There are a few simple steps you can take to make
your cut flowers last longer.
By Larry Hodgson
Your home flower garden can be an almost inexhaustible source of cut flowers for the home. In fact, it was once common to plant a cutting garden near your house: a bed specifically dedicated to cut flowers. But even a small flowerbed can provide lots of bloom for indoor decoration.
When to Harvest
Each flower has specific preferences when it comes to harvesting it. However, in general, you should harvest flowers borne singly as well as composite flowers (daisylike blooms) just as they reach full bloom. If the flower stalk carries several to many flowers, though, harvest when about one quarter to one half of the flowers are open. That will ensure blooms for right away as well as the coming days and (hopefully) weeks.
Timing is important too! For a bouquet of cut flowers that lasts as long as possible, start by harvesting the flowers early in the morning, when the stems are fully turgid (rich in moisture). If the flowerbed is particularly dry, it may be worthwhile watering the day before.
What You’ll Need in the Garden
You need secateurs or a sharp knife. Don’t use scissors, as they tend to crush stems. Instead, you’ll want the stems to remain in top shape, with unhampered conduits.
And your cutting tool should be sterile.
You’ll also need a waterproof vessel to put the stems in . . . a clean bucket, for example.
And fresh water.
With that, you’re good to go!
How to Harvest
Bring a pail of warm water to the garden with you. Each time you cut a stem, place it immediately into the water. This will allow for better hydration.
And why warm water? Because flower stems absorb warm water better than cold.
As you begin preparing your arrangement in the vase of your choice, add a packet of cut flower preservative (available at the florists or in a dollar store) to the water. This product is designed to feed cut flowers and also lower the pH of their water. (Tap water is hard, but plants prefer their water acidic.) Even as it feeds the blooms, the preservative helps slow down the growth of harmful bacteria.
If you don’t have a cut flower preservative on hand, you can make a close substitute. Mix one part of 7-Up or Sprite to three parts water and add a drop of bleach. Or mix 1 teaspoon of sugar, 1 teaspoon of bleach and 2 teaspoons of lemon or lime juice to 1 quart (1 liter) of warm water.
Study each stem. Remove any leaves that will end up under water. Submerged leaves will likely start to rot, and then the rot can spread to the flower stem itself, bringing the display to a stop.
Recut Under Water
Now, recut the stem at an angle of about 45 degrees. If possible, recut them under water, ideally, while the stem is plunged the solution in the vase. Pick up the bits of cut stem after each cut.

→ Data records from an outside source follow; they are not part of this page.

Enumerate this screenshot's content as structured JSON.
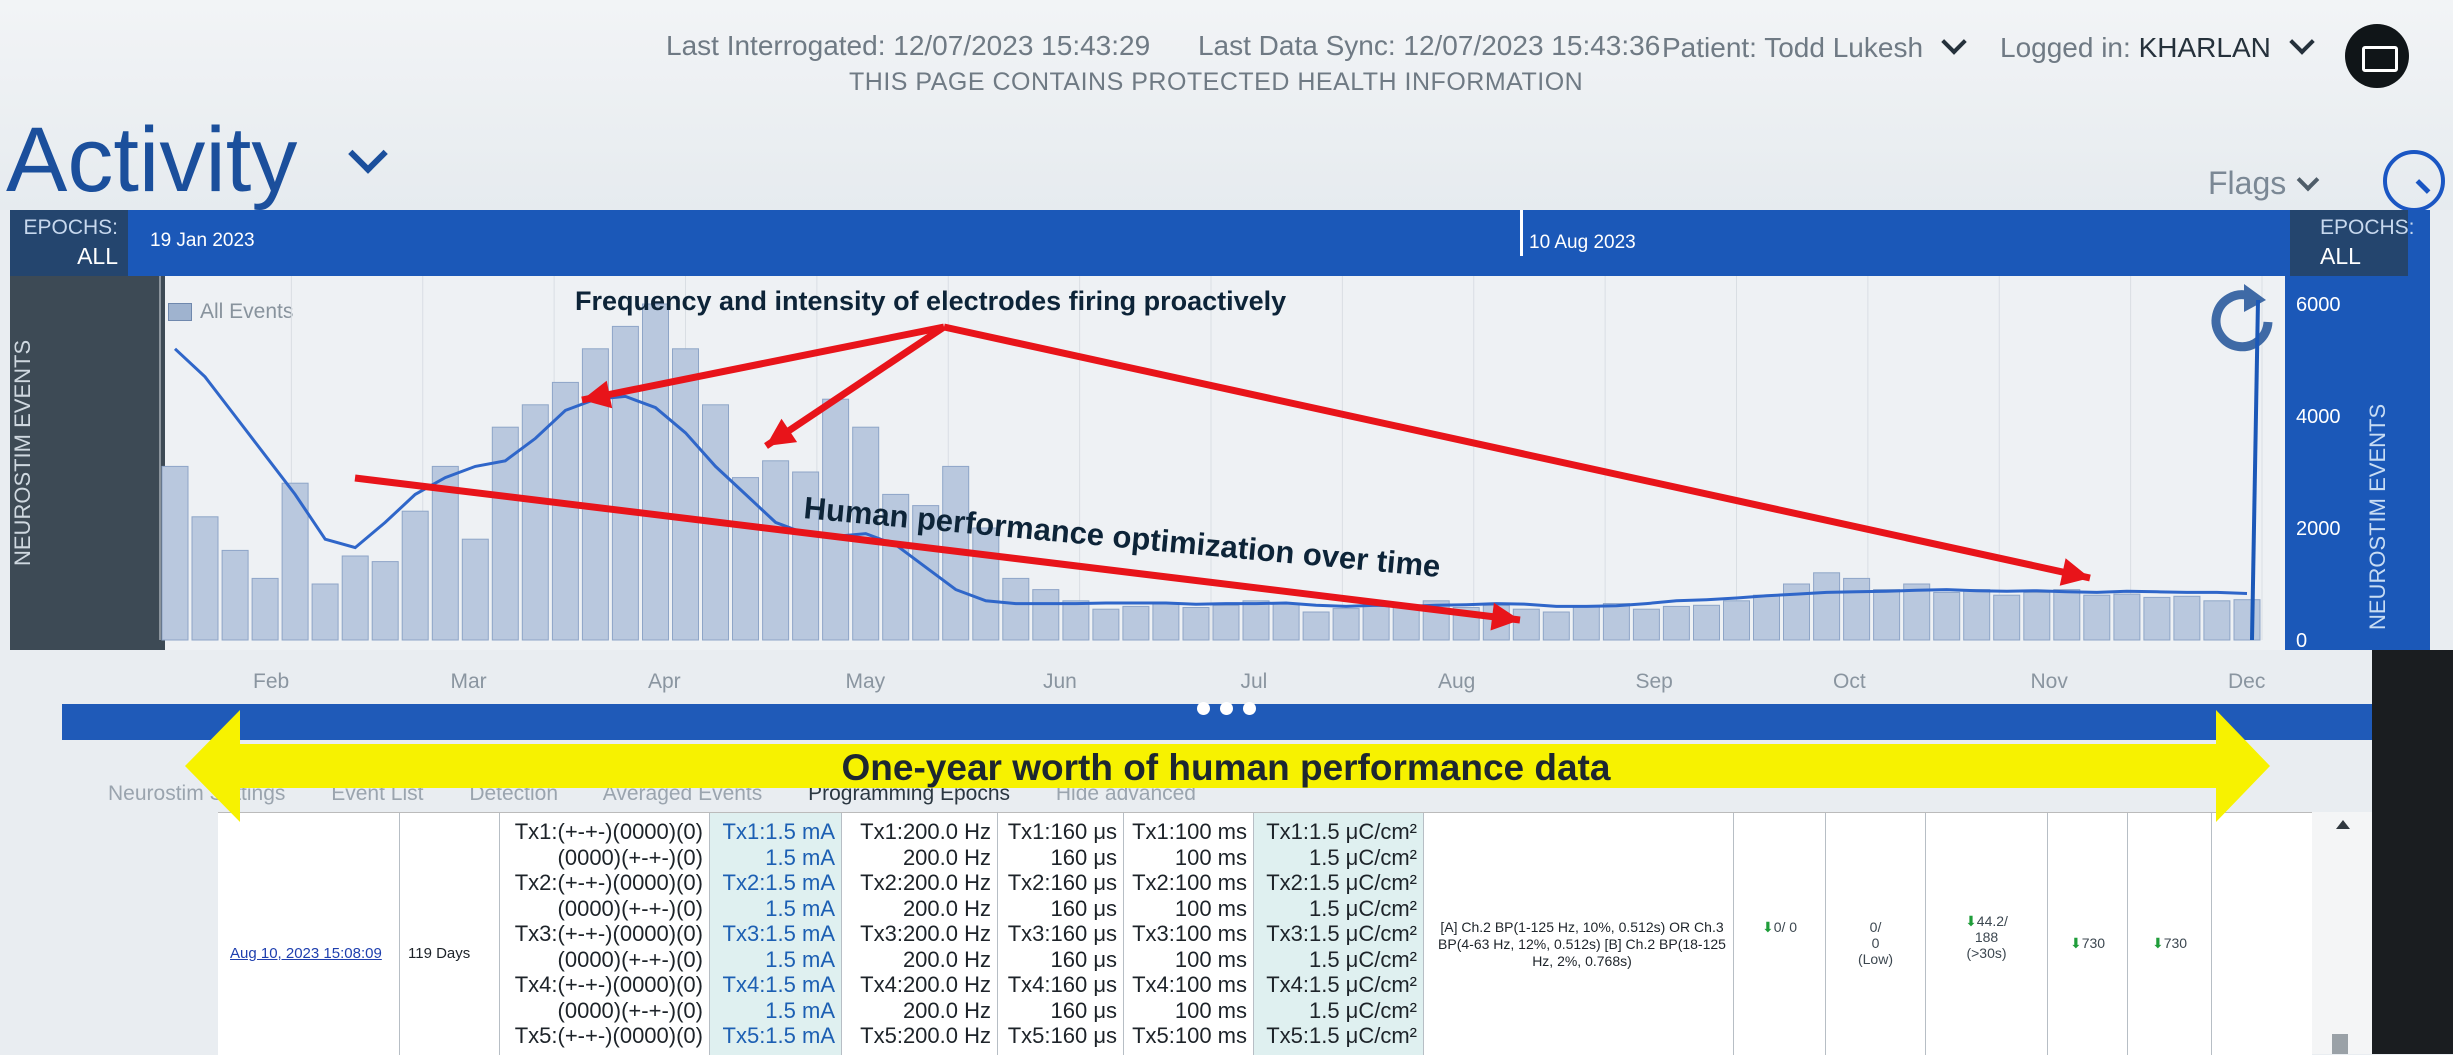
{
  "header": {
    "last_interrogated": "Last Interrogated: 12/07/2023 15:43:29",
    "last_sync": "Last Data Sync: 12/07/2023 15:43:36",
    "phi_notice": "THIS PAGE CONTAINS PROTECTED HEALTH INFORMATION",
    "patient": "Patient: Todd Lukesh",
    "logged_in_label": "Logged in:",
    "logged_in_user": "KHARLAN"
  },
  "page": {
    "title": "Activity",
    "flags_label": "Flags"
  },
  "timeline": {
    "epochs_label": "EPOCHS:",
    "epochs_value": "ALL",
    "epochs_label_right": "EPOCHS:",
    "epochs_value_right": "ALL",
    "start_date": "19 Jan 2023",
    "marker_date": "10 Aug 2023"
  },
  "chart_data": {
    "type": "bar",
    "legend": "All Events",
    "ylabel_left": "NEUROSTIM EVENTS",
    "ylabel_right": "NEUROSTIM EVENTS",
    "yticks": [
      "0",
      "2000",
      "4000",
      "6000"
    ],
    "ylim": [
      0,
      6500
    ],
    "months": [
      "Feb",
      "Mar",
      "Apr",
      "May",
      "Jun",
      "Jul",
      "Aug",
      "Sep",
      "Oct",
      "Nov",
      "Dec"
    ],
    "weekly_totals": [
      3100,
      2200,
      1600,
      1100,
      2800,
      1000,
      1500,
      1400,
      2300,
      3100,
      1800,
      3800,
      4200,
      4600,
      5200,
      5600,
      6000,
      5200,
      4200,
      2900,
      3200,
      3000,
      4300,
      3800,
      2600,
      2400,
      3100,
      2000,
      1100,
      900,
      700,
      550,
      600,
      650,
      580,
      620,
      700,
      650,
      500,
      560,
      640,
      600,
      700,
      580,
      620,
      550,
      500,
      600,
      650,
      550,
      600,
      620,
      700,
      800,
      1000,
      1200,
      1100,
      900,
      1000,
      850,
      900,
      800,
      850,
      900,
      800,
      820,
      760,
      780,
      700,
      720
    ],
    "trend": [
      5200,
      4700,
      4000,
      3300,
      2600,
      1800,
      1650,
      2100,
      2600,
      2900,
      3100,
      3200,
      3600,
      4100,
      4300,
      4350,
      4150,
      3700,
      3100,
      2600,
      2100,
      1900,
      1850,
      1900,
      1700,
      1300,
      900,
      700,
      650,
      650,
      650,
      660,
      660,
      660,
      640,
      650,
      650,
      660,
      620,
      600,
      620,
      600,
      620,
      630,
      650,
      640,
      600,
      600,
      610,
      650,
      700,
      720,
      750,
      790,
      820,
      850,
      860,
      870,
      890,
      900,
      880,
      870,
      880,
      860,
      850,
      870,
      860,
      850,
      850,
      830
    ]
  },
  "annotations": {
    "top_caption": "Frequency and intensity of electrodes firing proactively",
    "middle_caption": "Human performance optimization over time",
    "banner": "One-year worth of human performance data"
  },
  "tabs": [
    "Neurostim Settings",
    "Event List",
    "Detection",
    "Averaged Events",
    "Programming Epochs",
    "Hide advanced"
  ],
  "table": {
    "date": "Aug 10, 2023 15:08:09",
    "days": "119 Days",
    "montage": [
      "Tx1:(+-+-)(0000)(0)",
      "(0000)(+-+-)(0)",
      "Tx2:(+-+-)(0000)(0)",
      "(0000)(+-+-)(0)",
      "Tx3:(+-+-)(0000)(0)",
      "(0000)(+-+-)(0)",
      "Tx4:(+-+-)(0000)(0)",
      "(0000)(+-+-)(0)",
      "Tx5:(+-+-)(0000)(0)"
    ],
    "current": [
      "Tx1:1.5 mA",
      "1.5 mA",
      "Tx2:1.5 mA",
      "1.5 mA",
      "Tx3:1.5 mA",
      "1.5 mA",
      "Tx4:1.5 mA",
      "1.5 mA",
      "Tx5:1.5 mA"
    ],
    "frequency": [
      "Tx1:200.0 Hz",
      "200.0 Hz",
      "Tx2:200.0 Hz",
      "200.0 Hz",
      "Tx3:200.0 Hz",
      "200.0 Hz",
      "Tx4:200.0 Hz",
      "200.0 Hz",
      "Tx5:200.0 Hz"
    ],
    "pulse_width": [
      "Tx1:160 μs",
      "160 μs",
      "Tx2:160 μs",
      "160 μs",
      "Tx3:160 μs",
      "160 μs",
      "Tx4:160 μs",
      "160 μs",
      "Tx5:160 μs"
    ],
    "burst": [
      "Tx1:100 ms",
      "100 ms",
      "Tx2:100 ms",
      "100 ms",
      "Tx3:100 ms",
      "100 ms",
      "Tx4:100 ms",
      "100 ms",
      "Tx5:100 ms"
    ],
    "charge": [
      "Tx1:1.5 μC/cm²",
      "1.5 μC/cm²",
      "Tx2:1.5 μC/cm²",
      "1.5 μC/cm²",
      "Tx3:1.5 μC/cm²",
      "1.5 μC/cm²",
      "Tx4:1.5 μC/cm²",
      "1.5 μC/cm²",
      "Tx5:1.5 μC/cm²"
    ],
    "detection": "[A] Ch.2 BP(1-125 Hz, 10%, 0.512s) OR Ch.3 BP(4-63 Hz, 12%, 0.512s) [B] Ch.2 BP(18-125 Hz, 2%, 0.768s)",
    "c1": "0/ 0",
    "c2a": "0/",
    "c2b": "0",
    "c2c": "(Low)",
    "c3a": "44.2/",
    "c3b": "188",
    "c3c": "(>30s)",
    "c4": "730",
    "c5": "730"
  },
  "colors": {
    "brand_blue": "#1b58b8",
    "annotation_red": "#e8141a",
    "banner_yellow": "#f7f200"
  }
}
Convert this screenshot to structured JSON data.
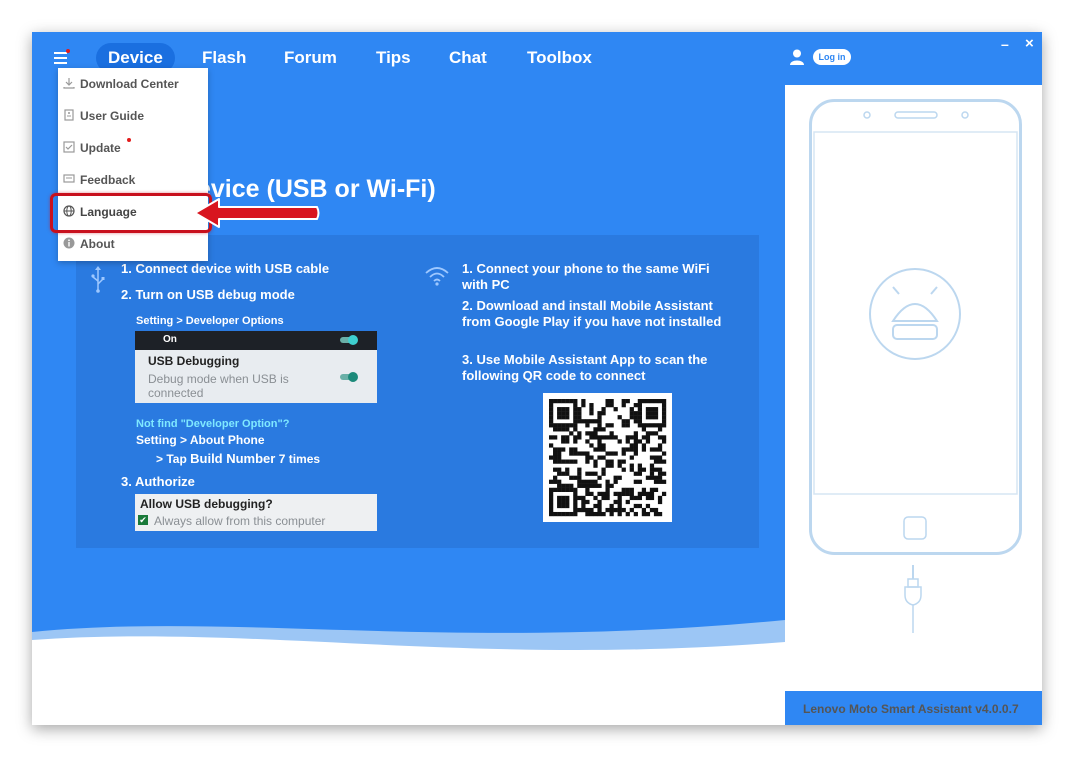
{
  "nav": {
    "items": [
      {
        "label": "Device",
        "active": true
      },
      {
        "label": "Flash",
        "active": false
      },
      {
        "label": "Forum",
        "active": false
      },
      {
        "label": "Tips",
        "active": false
      },
      {
        "label": "Chat",
        "active": false
      },
      {
        "label": "Toolbox",
        "active": false
      }
    ],
    "login_label": "Log in",
    "minimize_glyph": "–",
    "close_glyph": "×"
  },
  "menu": {
    "items": [
      {
        "label": "Download Center",
        "icon": "download-icon"
      },
      {
        "label": "User Guide",
        "icon": "guide-icon"
      },
      {
        "label": "Update",
        "icon": "update-icon",
        "badge": true
      },
      {
        "label": "Feedback",
        "icon": "feedback-icon"
      },
      {
        "label": "Language",
        "icon": "globe-icon",
        "highlighted": true
      },
      {
        "label": "About",
        "icon": "info-icon"
      }
    ]
  },
  "main": {
    "title": "evice (USB or Wi-Fi)",
    "usb": {
      "step1": "1. Connect device with USB cable",
      "step2": "2. Turn on USB debug mode",
      "path": "Setting > Developer Options",
      "card": {
        "on_label": "On",
        "title": "USB Debugging",
        "desc": "Debug mode when USB is connected"
      },
      "not_find": "Not find \"Developer Option\"?",
      "about_path": "Setting > About Phone",
      "tap_prefix": "> Tap ",
      "tap_target": "Build Number",
      "tap_suffix": " 7 times",
      "step3": "3. Authorize",
      "auth": {
        "title": "Allow USB debugging?",
        "desc": "Always allow from this computer",
        "check_glyph": "✔"
      }
    },
    "wifi": {
      "step1": "1. Connect your phone to the same WiFi with PC",
      "step2": "2. Download and install Mobile Assistant from Google Play if you have not installed",
      "step3": "3. Use Mobile Assistant App to scan the following QR code to connect"
    }
  },
  "footer": {
    "version": "Lenovo Moto Smart Assistant v4.0.0.7"
  },
  "colors": {
    "brand_blue": "#2f87f3",
    "panel_blue": "#2a7ae0",
    "highlight_red": "#c8101d"
  }
}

Why do that? As you cut a section of stem free, it immediately creates a vacuum that fills with whatever surrounds the stem. By cutting under water, liquid will penetrate the wound rather than air bubbles. And you don’t want air bubbles to form, as they’ll block circulation to the flower above.
It won’t be possible to clip off the tip of the stem if the vase has narrow neck. In such a case, turn on the tap and cut off the stem in the flowing water. That way, the tip will fill with water rather than air. Then transfer the stem to the vase.
Despite a popular belief, you do not have to remove the thorns from cut roses. Doing so will reduce the bloom’s longevity and allow harmful bacteria to penetrate the stem.
Cut flowers will last longer in a cool, bright room. If that’s not possible, at least place the bouquet in a cool room at night.
About every three days, thoroughly clean the vase and change the water solution. And recut the stems, removing about 1 inch (2.5 cm) from their tip. That will help to eliminate any bacteria that already have begun to form.
As flowers fade (and some only last for a few days while others may last two weeks or more!), simply remove them from the arrangement. And when there is pretty much nothing left, well . . . it’s time to get rid of the stragglers and go harvest a new bouquet!
There you go! A few carefully planned actions will give you the best possible results from your homegrown cut flower arrangement.
Text based on an article originally published in this blog on June 27, 2016